However, it is important for credit unions to implement their crypto program in a logical sequence of capabilities. You’re going to want to build your cryptocurrency investment capabilities first, so that your members have the ability to keep their crypto at your credit union once they receive it as a reward.
Crypto offers benefits, and risks
As the crypto landscape continues to mature and develop, credit unions that offer investment and advisory services to their members may be well-positioned to reap significant benefits. For one, it will enable credit unions to keep their members’ funds in-house, rather than risk losing them when withdrawn to the growing number of crypto wallet providers.
A well-considered crypto strategy can position credit unions to attract the under-35 demographic that is already investing in this sector—a market segment that has been particularly challenging for credit unions. And by helping members understand how crypto fits within a broader financial wellness plan, credit unions can build trust and help to protect the primary financial relationships they have with their members.
And of course, crypto investment services can potentially drive additional transaction fee income, contributing to a credit union’s bottom line.
While market indicators, including rising consumer adoption, institutional engagement, investment dollars, and regulatory focus point to continued growth in the cryptocurrency sector, there is still risk that credit unions should be aware of when exploring this space.
For one, crypto is an extremely volatile market sector. To date, cryptocurrency valuations have been on a strong upward trajectory, which may lead less sophisticated investors to assume their crypto portfolios will always increase in value. If credit unions are perceived as supporting their members’ investments in this volatile asset type, it could present some measure of reputation risk.
As regulatory controls are still in development, credit unions should also keep a sharp eye on potential compliance, fraud, and identity theft risks related to cryptocurrency investment and transactional activity.
What CUs should do now

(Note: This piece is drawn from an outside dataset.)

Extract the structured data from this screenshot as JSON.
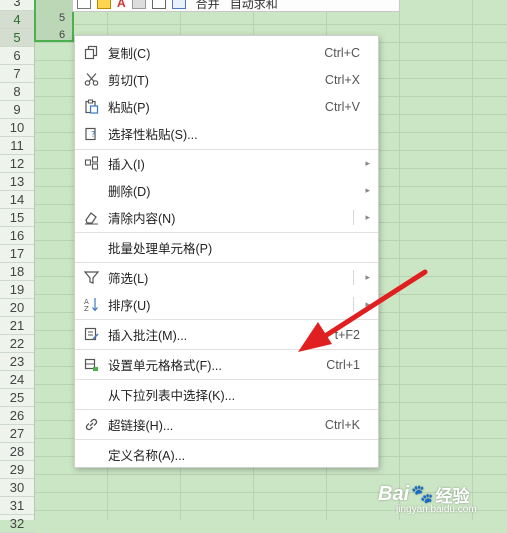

For now, Co-op recommends that credit unions continue to monitor the evolving cryptocurrency landscape and pay close attention to new regulatory guidance as it develops. Whether you decide to offer cryptocurrency capabilities or not, it should be part of your strategic decisioning process.
If your credit union is looking for a way in, the best place to start is by educating and advising your members on this complex asset class. Once you feel comfortable, you may wish to explore offering cryptocurrency as an investment option to your members.
While the focus of Cryptocurrency has been as an investment and has yet to meaningfully impact payments, given the potential for growth in crypto payments, Co-op will continue to monitor the industry and our product team continuously evaluates if crypto fits into our product roadmap via direct builds or strategic partnerships.
We will continue to share what we are seeing in the crypto marketplace, and provide research and guidance to our partner credit unions.
Want to learn more about the exciting, evolving cryptocurrency sector and what it means for credit unions? Attend THINK, live in Chicago May 2-6, which will feature engaging breakout sessions on cryptocurrency and many other timely topics of importance for the credit union movement.
The original article Cryptocurrency Offers Potential Opportunities and Some Risks for Credit Unions can be found on Insight Vault.